An image-free, exact copy of the records below is required.
══════════
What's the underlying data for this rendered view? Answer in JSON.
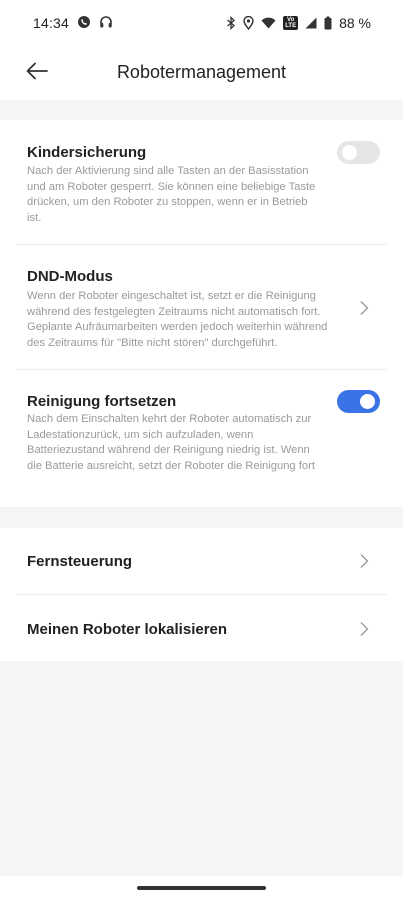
{
  "status_bar": {
    "time": "14:34",
    "left_icons": [
      "whatsapp-icon",
      "headphones-icon"
    ],
    "right_icons": [
      "bluetooth-icon",
      "location-icon",
      "wifi-icon",
      "volte-icon",
      "signal-icon",
      "battery-icon"
    ],
    "volte_text": "Vo\nLTE",
    "battery": "88 %"
  },
  "header": {
    "title": "Robotermanagement",
    "back_icon": "arrow-left-icon"
  },
  "settings": [
    {
      "title": "Kindersicherung",
      "description": "Nach der Aktivierung sind alle Tasten an der Basisstation und am Roboter gesperrt. Sie können eine beliebige Taste drücken, um den Roboter zu stoppen, wenn er in Betrieb ist.",
      "control": "toggle",
      "enabled": false
    },
    {
      "title": "DND-Modus",
      "description": "Wenn der Roboter eingeschaltet ist, setzt er die Reinigung während des festgelegten Zeitraums nicht automatisch fort. Geplante Aufräumarbeiten werden jedoch weiterhin während des Zeitraums für \"Bitte nicht stören\" durchgeführt.",
      "control": "chevron"
    },
    {
      "title": "Reinigung fortsetzen",
      "description": "Nach dem Einschalten kehrt der Roboter automatisch zur Ladestationzurück, um sich aufzuladen, wenn Batteriezustand während der Reinigung niedrig ist. Wenn die Batterie ausreicht, setzt der Roboter die Reinigung fort",
      "control": "toggle",
      "enabled": true
    }
  ],
  "links": [
    {
      "title": "Fernsteuerung",
      "control": "chevron"
    },
    {
      "title": "Meinen Roboter lokalisieren",
      "control": "chevron"
    }
  ],
  "colors": {
    "accent": "#3a73e6",
    "background": "#f5f5f5",
    "card": "#ffffff",
    "muted_text": "#9a9a9a"
  }
}
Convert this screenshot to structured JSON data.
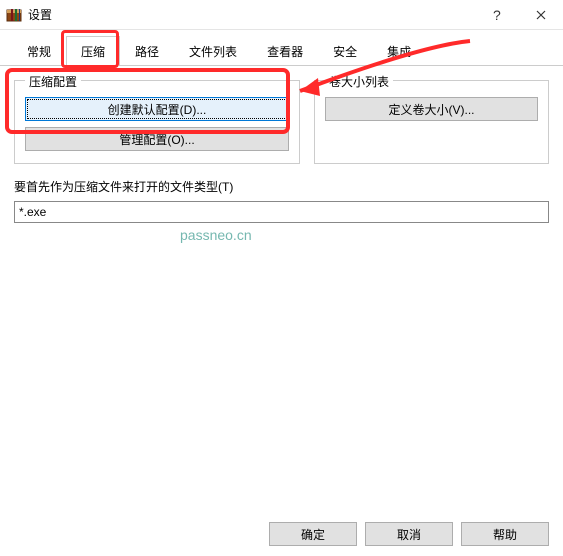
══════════
_Written response_
What's the underlying data for this rendered view? Answer in JSON.
{
  "status_bar": {
    "time": "14:34",
    "left_icons": [
      "whatsapp-icon",
      "headphones-icon"
    ],
    "right_icons": [
      "bluetooth-icon",
      "location-icon",
      "wifi-icon",
      "volte-icon",
      "signal-icon",
      "battery-icon"
    ],
    "volte_text": "Vo\nLTE",
    "battery": "88 %"
  },
  "header": {
    "title": "Robotermanagement",
    "back_icon": "arrow-left-icon"
  },
  "settings": [
    {
      "title": "Kindersicherung",
      "description": "Nach der Aktivierung sind alle Tasten an der Basisstation und am Roboter gesperrt. Sie können eine beliebige Taste drücken, um den Roboter zu stoppen, wenn er in Betrieb ist.",
      "control": "toggle",
      "enabled": false
    },
    {
      "title": "DND-Modus",
      "description": "Wenn der Roboter eingeschaltet ist, setzt er die Reinigung während des festgelegten Zeitraums nicht automatisch fort. Geplante Aufräumarbeiten werden jedoch weiterhin während des Zeitraums für \"Bitte nicht stören\" durchgeführt.",
      "control": "chevron"
    },
    {
      "title": "Reinigung fortsetzen",
      "description": "Nach dem Einschalten kehrt der Roboter automatisch zur Ladestationzurück, um sich aufzuladen, wenn Batteriezustand während der Reinigung niedrig ist. Wenn die Batterie ausreicht, setzt der Roboter die Reinigung fort",
      "control": "toggle",
      "enabled": true
    }
  ],
  "links": [
    {
      "title": "Fernsteuerung",
      "control": "chevron"
    },
    {
      "title": "Meinen Roboter lokalisieren",
      "control": "chevron"
    }
  ],
  "colors": {
    "accent": "#3a73e6",
    "background": "#f5f5f5",
    "card": "#ffffff",
    "muted_text": "#9a9a9a"
  }
}
Convert this screenshot to structured JSON data.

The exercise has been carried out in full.